Dataset entries
>>
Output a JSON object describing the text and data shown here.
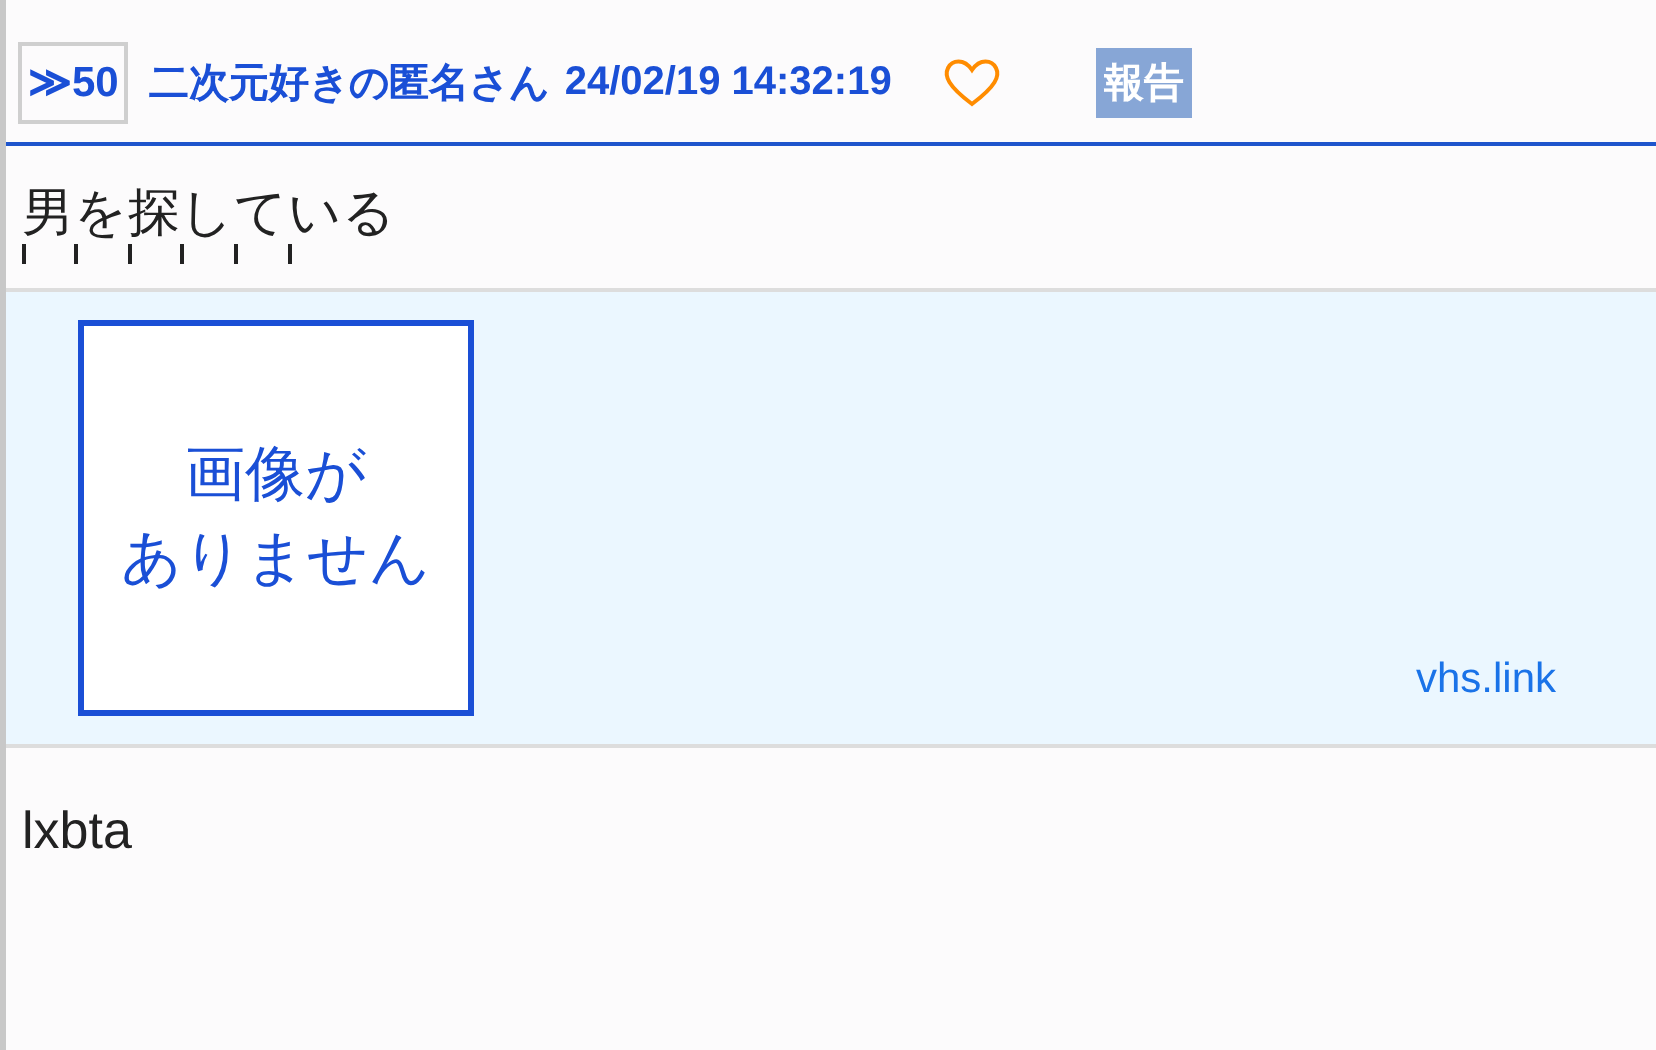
{
  "post": {
    "number": "≫50",
    "author": "二次元好きの匿名さん",
    "datetime": "24/02/19 14:32:19",
    "liked": false,
    "report_label": "報告"
  },
  "message": {
    "text": "男を探している",
    "emphasis": true
  },
  "link_preview": {
    "image_placeholder_lines": [
      "画像が",
      "ありません"
    ],
    "domain": "vhs.link"
  },
  "next_message": {
    "text": "lxbta"
  }
}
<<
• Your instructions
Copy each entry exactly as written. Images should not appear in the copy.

• Expected answer
Output a JSON object describing the text and data shown here.
{
  "post": {
    "number": "≫50",
    "author": "二次元好きの匿名さん",
    "datetime": "24/02/19 14:32:19",
    "liked": false,
    "report_label": "報告"
  },
  "message": {
    "text": "男を探している",
    "emphasis": true
  },
  "link_preview": {
    "image_placeholder_lines": [
      "画像が",
      "ありません"
    ],
    "domain": "vhs.link"
  },
  "next_message": {
    "text": "lxbta"
  }
}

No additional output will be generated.